Begging for Change: Begging Restrictions Throughout Washington

The act of panhandling, commonly known as begging, is a constitutionally protected form of speech.1 But Washington’s cities are increasingly enacting ordinances that criminalize begging. The consequences of criminalizing begging are severe and include violations of First Amendment and due process rights. Indeed, these ordinances often outlaw peaceful and nonintrusive behavior protected by the First Amendment. Some advocates assert that since 2015, “100% of federal court cases have ruled bans/restrictions [on begging] are unconstitutional.”

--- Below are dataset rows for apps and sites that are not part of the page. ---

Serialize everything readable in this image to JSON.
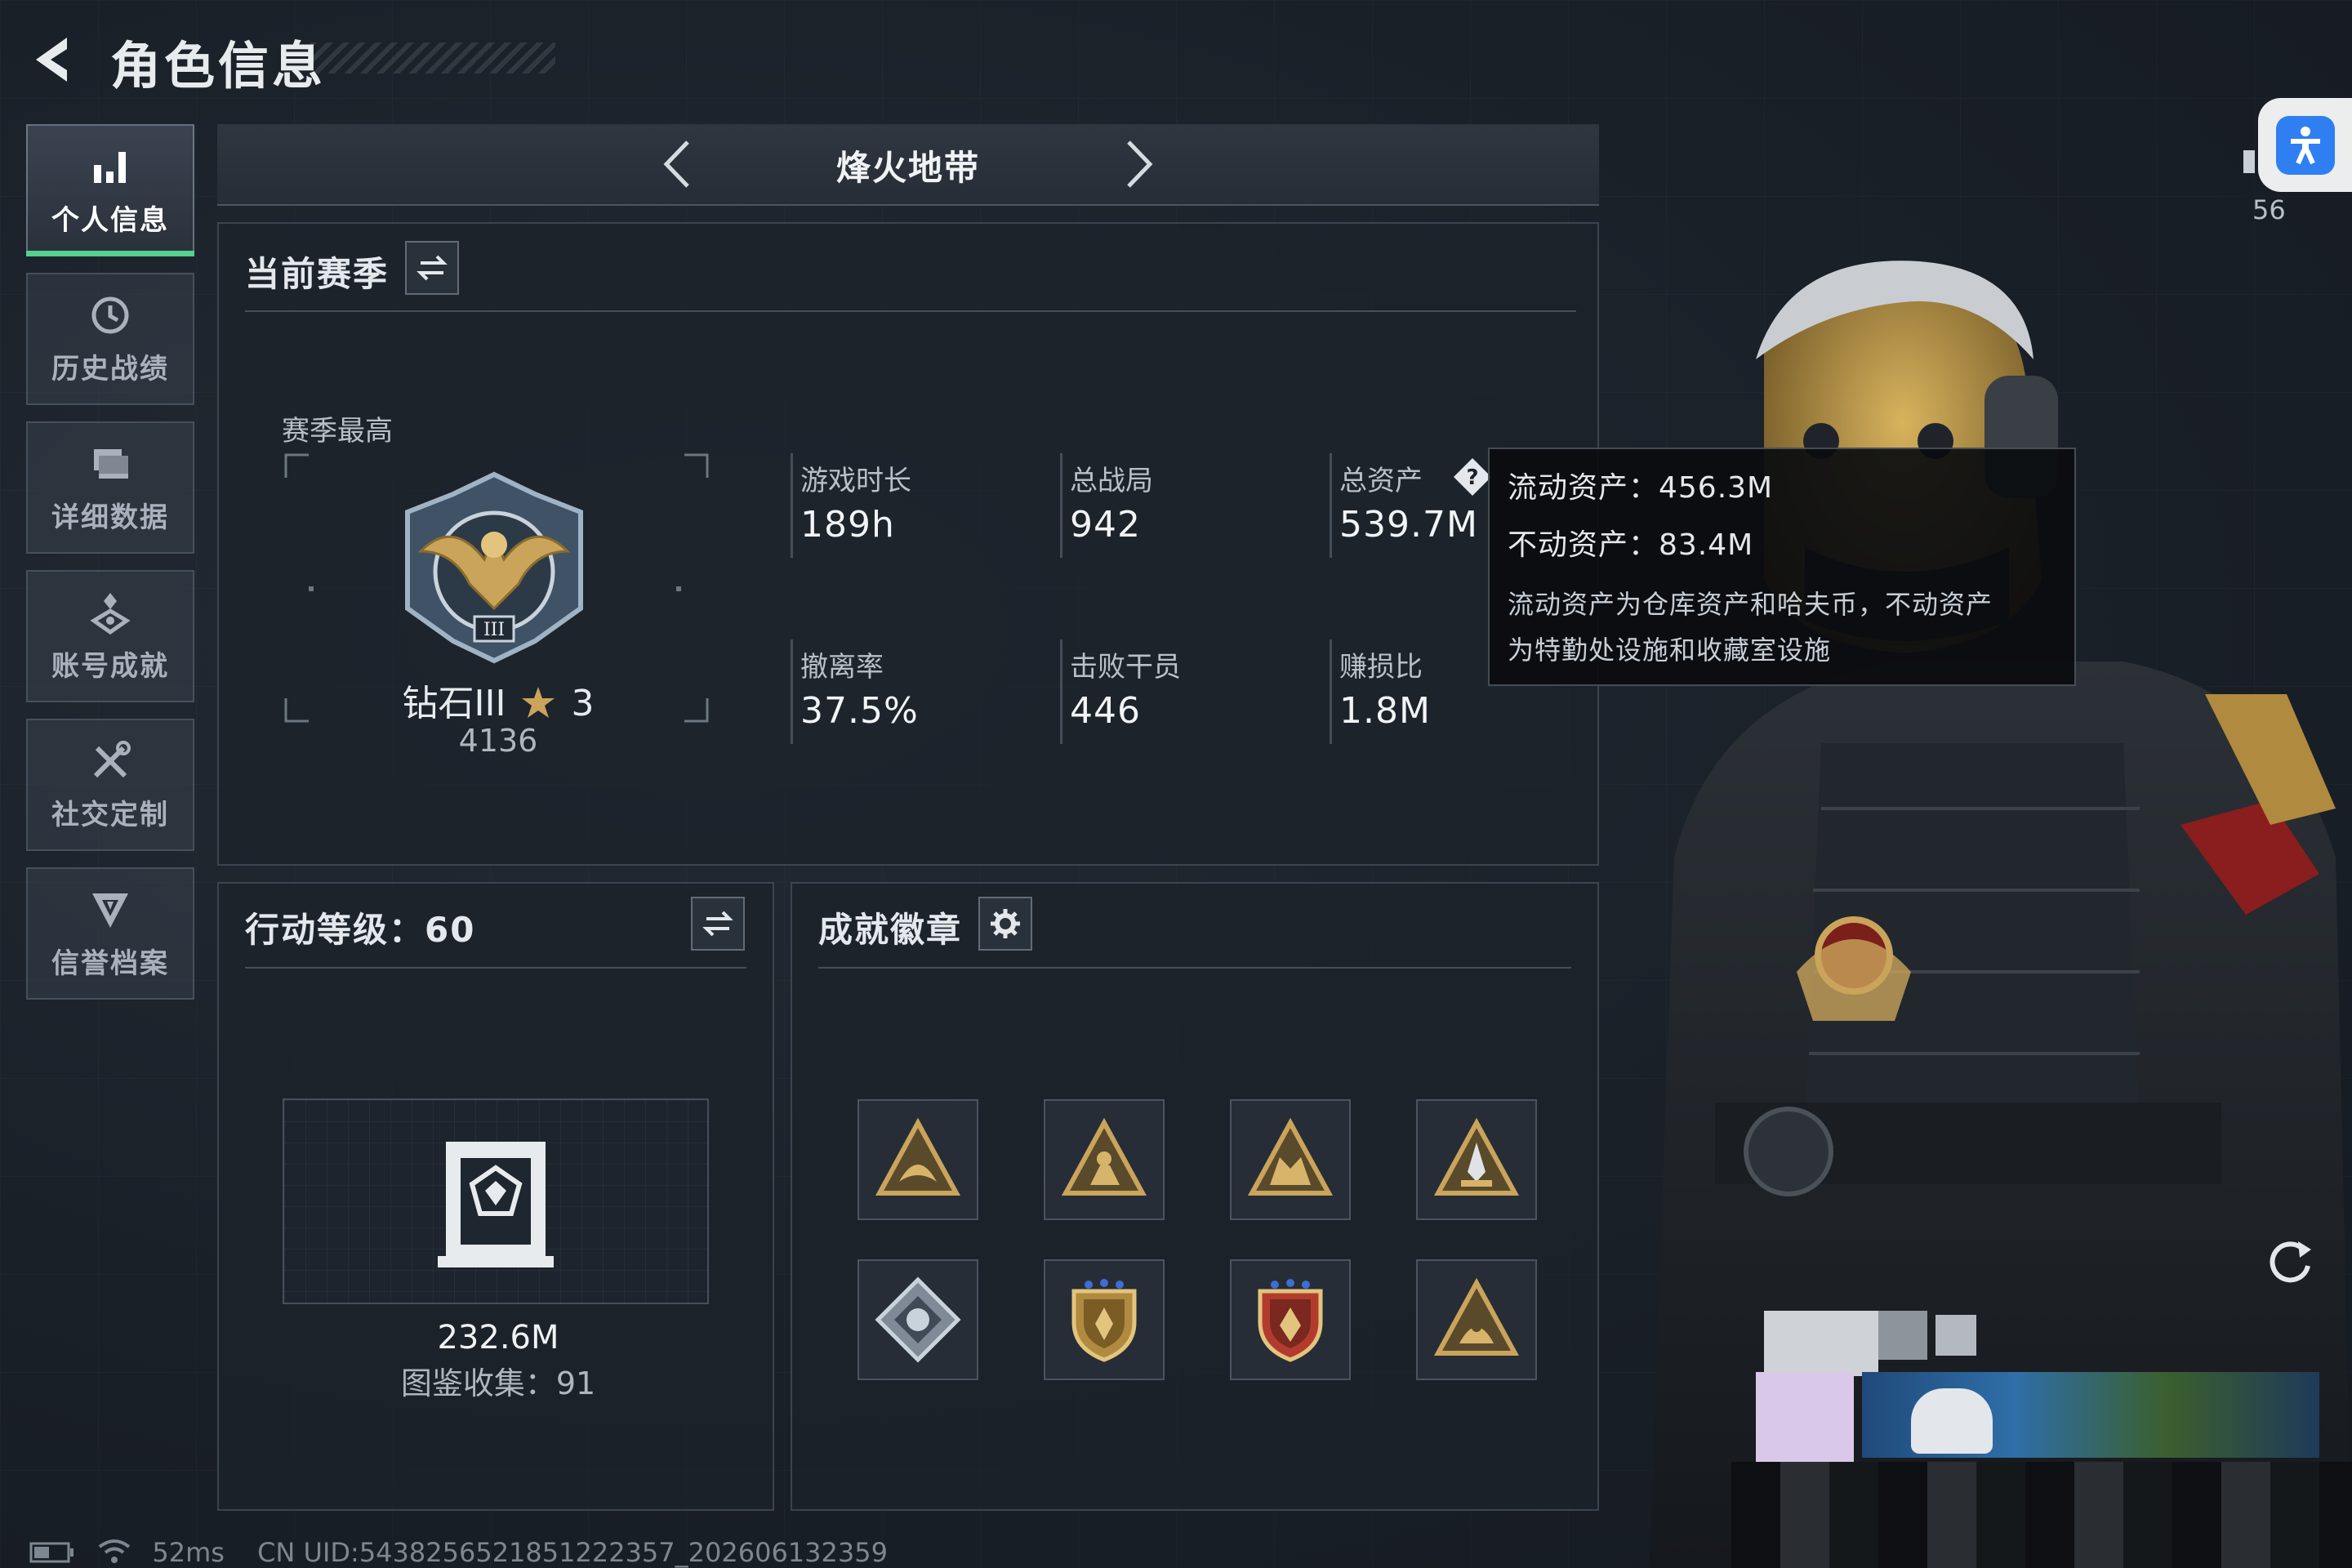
{
  "header": {
    "title": "角色信息"
  },
  "sidebar": {
    "items": [
      {
        "label": "个人信息",
        "icon": "bar-chart-icon",
        "active": true
      },
      {
        "label": "历史战绩",
        "icon": "history-clock-icon",
        "active": false
      },
      {
        "label": "详细数据",
        "icon": "folder-icon",
        "active": false
      },
      {
        "label": "账号成就",
        "icon": "achievement-icon",
        "active": false
      },
      {
        "label": "社交定制",
        "icon": "wrench-icon",
        "active": false
      },
      {
        "label": "信誉档案",
        "icon": "shield-credit-icon",
        "active": false
      }
    ]
  },
  "mode": {
    "title": "烽火地带"
  },
  "season": {
    "title": "当前赛季",
    "best_label": "赛季最高",
    "rank_name": "钻石III",
    "rank_stars": "3",
    "rank_score": "4136",
    "stats": [
      {
        "label": "游戏时长",
        "value": "189h"
      },
      {
        "label": "总战局",
        "value": "942"
      },
      {
        "label": "总资产",
        "value": "539.7M"
      },
      {
        "label": "撤离率",
        "value": "37.5%"
      },
      {
        "label": "击败干员",
        "value": "446"
      },
      {
        "label": "赚损比",
        "value": "1.8M"
      }
    ]
  },
  "tooltip": {
    "liquid": "流动资产：456.3M",
    "fixed": "不动资产：83.4M",
    "desc_line1": "流动资产为仓库资产和哈夫币，不动资产",
    "desc_line2": "为特勤处设施和收藏室设施"
  },
  "level": {
    "title": "行动等级：60",
    "asset_value": "232.6M",
    "collection": "图鉴收集：91"
  },
  "badges": {
    "title": "成就徽章",
    "items": [
      "triangle-badge-icon",
      "triangle-badge-icon",
      "triangle-badge-icon",
      "triangle-badge-icon",
      "diamond-badge-icon",
      "shield-badge-icon",
      "shield-badge-icon",
      "triangle-badge-icon"
    ]
  },
  "status": {
    "signal_count": "56",
    "ping": "52ms",
    "uid": "CN UID:5438256521851222357_202606132359"
  },
  "colors": {
    "accent_green": "#55d08e",
    "gold": "#c9a45a",
    "accessibility_blue": "#2f7ff3"
  }
}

This brief is organized into three parts. Part I overviews First Amendment and due process law often disregarded by these begging restrictions; Part II discusses the criminalization of begging in Washington, covering new data regarding anti-begging laws across the state; and Part III analyzes select begging restrictions in Washington to consider whether these laws would withstand judicial scrutiny. This brief concludes with recommendations for more compassionate, lawful, and effective approaches to begging.

Publication Date: 
Justin Olson and Sara Rankin
United States